(Your instructions):
Copy out the complete listing, word for word.

◇ ◇ ◇ ◇

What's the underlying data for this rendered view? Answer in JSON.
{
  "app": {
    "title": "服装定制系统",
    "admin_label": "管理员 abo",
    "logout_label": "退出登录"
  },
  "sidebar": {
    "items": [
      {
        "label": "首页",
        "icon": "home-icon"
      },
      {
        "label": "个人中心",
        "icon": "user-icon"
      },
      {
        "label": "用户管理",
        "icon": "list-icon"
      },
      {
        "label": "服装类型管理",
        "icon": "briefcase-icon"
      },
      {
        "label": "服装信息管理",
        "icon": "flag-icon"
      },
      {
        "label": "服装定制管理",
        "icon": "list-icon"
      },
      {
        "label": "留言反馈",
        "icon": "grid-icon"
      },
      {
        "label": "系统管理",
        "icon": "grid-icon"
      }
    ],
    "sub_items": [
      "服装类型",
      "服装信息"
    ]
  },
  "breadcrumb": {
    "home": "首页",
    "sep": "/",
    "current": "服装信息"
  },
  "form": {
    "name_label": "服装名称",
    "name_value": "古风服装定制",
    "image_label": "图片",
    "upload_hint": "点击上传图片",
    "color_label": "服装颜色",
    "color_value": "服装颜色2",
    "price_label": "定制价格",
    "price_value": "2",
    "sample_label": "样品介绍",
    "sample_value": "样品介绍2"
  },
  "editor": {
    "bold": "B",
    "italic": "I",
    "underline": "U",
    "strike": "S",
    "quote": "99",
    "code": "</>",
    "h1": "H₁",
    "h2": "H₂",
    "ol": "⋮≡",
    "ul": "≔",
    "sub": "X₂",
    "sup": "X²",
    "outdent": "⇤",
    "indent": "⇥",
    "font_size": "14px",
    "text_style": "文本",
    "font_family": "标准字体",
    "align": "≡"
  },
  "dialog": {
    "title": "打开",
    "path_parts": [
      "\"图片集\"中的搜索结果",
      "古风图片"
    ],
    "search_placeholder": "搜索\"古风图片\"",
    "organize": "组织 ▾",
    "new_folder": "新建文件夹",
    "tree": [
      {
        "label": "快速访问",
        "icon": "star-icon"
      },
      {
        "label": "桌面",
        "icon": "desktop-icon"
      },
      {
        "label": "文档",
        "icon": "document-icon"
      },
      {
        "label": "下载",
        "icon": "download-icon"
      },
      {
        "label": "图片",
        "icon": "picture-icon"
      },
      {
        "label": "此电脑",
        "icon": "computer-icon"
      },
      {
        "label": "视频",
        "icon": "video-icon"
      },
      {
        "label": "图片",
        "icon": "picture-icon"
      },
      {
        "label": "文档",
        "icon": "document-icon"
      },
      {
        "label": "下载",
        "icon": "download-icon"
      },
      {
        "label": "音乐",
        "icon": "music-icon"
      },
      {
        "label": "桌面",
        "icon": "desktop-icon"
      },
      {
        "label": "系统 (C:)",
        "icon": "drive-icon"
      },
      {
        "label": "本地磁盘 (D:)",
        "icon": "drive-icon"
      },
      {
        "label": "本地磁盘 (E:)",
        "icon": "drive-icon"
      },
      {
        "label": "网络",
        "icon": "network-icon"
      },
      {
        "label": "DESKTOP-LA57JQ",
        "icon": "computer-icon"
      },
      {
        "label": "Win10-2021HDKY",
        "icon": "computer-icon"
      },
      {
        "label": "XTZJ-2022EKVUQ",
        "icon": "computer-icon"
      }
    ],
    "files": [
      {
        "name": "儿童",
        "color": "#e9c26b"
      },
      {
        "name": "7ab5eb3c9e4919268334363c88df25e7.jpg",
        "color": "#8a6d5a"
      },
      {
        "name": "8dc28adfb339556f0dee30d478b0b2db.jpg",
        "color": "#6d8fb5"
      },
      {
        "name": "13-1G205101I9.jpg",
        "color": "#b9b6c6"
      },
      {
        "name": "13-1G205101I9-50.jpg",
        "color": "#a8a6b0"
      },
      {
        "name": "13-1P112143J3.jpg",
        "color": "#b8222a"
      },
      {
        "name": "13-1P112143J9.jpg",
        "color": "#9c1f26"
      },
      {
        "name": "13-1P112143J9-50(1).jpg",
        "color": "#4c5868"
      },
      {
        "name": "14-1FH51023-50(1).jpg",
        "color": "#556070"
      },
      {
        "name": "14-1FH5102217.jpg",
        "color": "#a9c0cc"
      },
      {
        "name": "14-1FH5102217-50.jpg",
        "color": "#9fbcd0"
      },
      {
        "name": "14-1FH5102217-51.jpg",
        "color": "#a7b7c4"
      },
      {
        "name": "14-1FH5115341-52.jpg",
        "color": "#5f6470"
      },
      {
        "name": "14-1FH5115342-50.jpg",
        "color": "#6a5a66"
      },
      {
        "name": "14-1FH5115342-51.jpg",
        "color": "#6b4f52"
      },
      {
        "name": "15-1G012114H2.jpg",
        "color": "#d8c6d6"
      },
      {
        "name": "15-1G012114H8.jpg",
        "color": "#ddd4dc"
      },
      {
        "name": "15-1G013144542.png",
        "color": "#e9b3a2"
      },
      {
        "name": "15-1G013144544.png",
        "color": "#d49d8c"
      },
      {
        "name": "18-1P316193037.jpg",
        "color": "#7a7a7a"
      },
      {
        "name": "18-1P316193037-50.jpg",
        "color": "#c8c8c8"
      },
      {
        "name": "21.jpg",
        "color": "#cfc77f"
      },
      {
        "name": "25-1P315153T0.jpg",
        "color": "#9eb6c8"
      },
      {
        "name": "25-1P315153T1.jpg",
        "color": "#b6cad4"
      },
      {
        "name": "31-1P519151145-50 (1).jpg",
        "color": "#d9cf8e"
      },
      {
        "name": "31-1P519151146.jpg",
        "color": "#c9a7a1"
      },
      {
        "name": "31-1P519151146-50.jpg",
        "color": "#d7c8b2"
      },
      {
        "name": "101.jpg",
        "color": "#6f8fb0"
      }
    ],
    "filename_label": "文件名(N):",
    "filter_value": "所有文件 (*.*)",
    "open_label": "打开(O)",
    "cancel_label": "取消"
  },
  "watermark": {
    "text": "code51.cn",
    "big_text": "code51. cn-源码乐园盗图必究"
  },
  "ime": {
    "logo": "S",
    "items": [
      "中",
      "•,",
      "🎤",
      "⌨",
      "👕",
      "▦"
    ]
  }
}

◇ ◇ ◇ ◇

(Result of this task):
What's the underlying data for this rendered view? Answer in JSON.
{
  "app": {
    "title": "服装定制系统",
    "admin_label": "管理员 abo",
    "logout_label": "退出登录"
  },
  "sidebar": {
    "items": [
      {
        "label": "首页",
        "icon": "home-icon"
      },
      {
        "label": "个人中心",
        "icon": "user-icon"
      },
      {
        "label": "用户管理",
        "icon": "list-icon"
      },
      {
        "label": "服装类型管理",
        "icon": "briefcase-icon"
      },
      {
        "label": "服装信息管理",
        "icon": "flag-icon"
      },
      {
        "label": "服装定制管理",
        "icon": "list-icon"
      },
      {
        "label": "留言反馈",
        "icon": "grid-icon"
      },
      {
        "label": "系统管理",
        "icon": "grid-icon"
      }
    ],
    "sub_items": [
      "服装类型",
      "服装信息"
    ]
  },
  "breadcrumb": {
    "home": "首页",
    "sep": "/",
    "current": "服装信息"
  },
  "form": {
    "name_label": "服装名称",
    "name_value": "古风服装定制",
    "image_label": "图片",
    "upload_hint": "点击上传图片",
    "color_label": "服装颜色",
    "color_value": "服装颜色2",
    "price_label": "定制价格",
    "price_value": "2",
    "sample_label": "样品介绍",
    "sample_value": "样品介绍2"
  },
  "editor": {
    "bold": "B",
    "italic": "I",
    "underline": "U",
    "strike": "S",
    "quote": "99",
    "code": "</>",
    "h1": "H₁",
    "h2": "H₂",
    "ol": "⋮≡",
    "ul": "≔",
    "sub": "X₂",
    "sup": "X²",
    "outdent": "⇤",
    "indent": "⇥",
    "font_size": "14px",
    "text_style": "文本",
    "font_family": "标准字体",
    "align": "≡"
  },
  "dialog": {
    "title": "打开",
    "path_parts": [
      "\"图片集\"中的搜索结果",
      "古风图片"
    ],
    "search_placeholder": "搜索\"古风图片\"",
    "organize": "组织 ▾",
    "new_folder": "新建文件夹",
    "tree": [
      {
        "label": "快速访问",
        "icon": "star-icon"
      },
      {
        "label": "桌面",
        "icon": "desktop-icon"
      },
      {
        "label": "文档",
        "icon": "document-icon"
      },
      {
        "label": "下载",
        "icon": "download-icon"
      },
      {
        "label": "图片",
        "icon": "picture-icon"
      },
      {
        "label": "此电脑",
        "icon": "computer-icon"
      },
      {
        "label": "视频",
        "icon": "video-icon"
      },
      {
        "label": "图片",
        "icon": "picture-icon"
      },
      {
        "label": "文档",
        "icon": "document-icon"
      },
      {
        "label": "下载",
        "icon": "download-icon"
      },
      {
        "label": "音乐",
        "icon": "music-icon"
      },
      {
        "label": "桌面",
        "icon": "desktop-icon"
      },
      {
        "label": "系统 (C:)",
        "icon": "drive-icon"
      },
      {
        "label": "本地磁盘 (D:)",
        "icon": "drive-icon"
      },
      {
        "label": "本地磁盘 (E:)",
        "icon": "drive-icon"
      },
      {
        "label": "网络",
        "icon": "network-icon"
      },
      {
        "label": "DESKTOP-LA57JQ",
        "icon": "computer-icon"
      },
      {
        "label": "Win10-2021HDKY",
        "icon": "computer-icon"
      },
      {
        "label": "XTZJ-2022EKVUQ",
        "icon": "computer-icon"
      }
    ],
    "files": [
      {
        "name": "儿童",
        "color": "#e9c26b"
      },
      {
        "name": "7ab5eb3c9e4919268334363c88df25e7.jpg",
        "color": "#8a6d5a"
      },
      {
        "name": "8dc28adfb339556f0dee30d478b0b2db.jpg",
        "color": "#6d8fb5"
      },
      {
        "name": "13-1G205101I9.jpg",
        "color": "#b9b6c6"
      },
      {
        "name": "13-1G205101I9-50.jpg",
        "color": "#a8a6b0"
      },
      {
        "name": "13-1P112143J3.jpg",
        "color": "#b8222a"
      },
      {
        "name": "13-1P112143J9.jpg",
        "color": "#9c1f26"
      },
      {
        "name": "13-1P112143J9-50(1).jpg",
        "color": "#4c5868"
      },
      {
        "name": "14-1FH51023-50(1).jpg",
        "color": "#556070"
      },
      {
        "name": "14-1FH5102217.jpg",
        "color": "#a9c0cc"
      },
      {
        "name": "14-1FH5102217-50.jpg",
        "color": "#9fbcd0"
      },
      {
        "name": "14-1FH5102217-51.jpg",
        "color": "#a7b7c4"
      },
      {
        "name": "14-1FH5115341-52.jpg",
        "color": "#5f6470"
      },
      {
        "name": "14-1FH5115342-50.jpg",
        "color": "#6a5a66"
      },
      {
        "name": "14-1FH5115342-51.jpg",
        "color": "#6b4f52"
      },
      {
        "name": "15-1G012114H2.jpg",
        "color": "#d8c6d6"
      },
      {
        "name": "15-1G012114H8.jpg",
        "color": "#ddd4dc"
      },
      {
        "name": "15-1G013144542.png",
        "color": "#e9b3a2"
      },
      {
        "name": "15-1G013144544.png",
        "color": "#d49d8c"
      },
      {
        "name": "18-1P316193037.jpg",
        "color": "#7a7a7a"
      },
      {
        "name": "18-1P316193037-50.jpg",
        "color": "#c8c8c8"
      },
      {
        "name": "21.jpg",
        "color": "#cfc77f"
      },
      {
        "name": "25-1P315153T0.jpg",
        "color": "#9eb6c8"
      },
      {
        "name": "25-1P315153T1.jpg",
        "color": "#b6cad4"
      },
      {
        "name": "31-1P519151145-50 (1).jpg",
        "color": "#d9cf8e"
      },
      {
        "name": "31-1P519151146.jpg",
        "color": "#c9a7a1"
      },
      {
        "name": "31-1P519151146-50.jpg",
        "color": "#d7c8b2"
      },
      {
        "name": "101.jpg",
        "color": "#6f8fb0"
      }
    ],
    "filename_label": "文件名(N):",
    "filter_value": "所有文件 (*.*)",
    "open_label": "打开(O)",
    "cancel_label": "取消"
  },
  "watermark": {
    "text": "code51.cn",
    "big_text": "code51. cn-源码乐园盗图必究"
  },
  "ime": {
    "logo": "S",
    "items": [
      "中",
      "•,",
      "🎤",
      "⌨",
      "👕",
      "▦"
    ]
  }
}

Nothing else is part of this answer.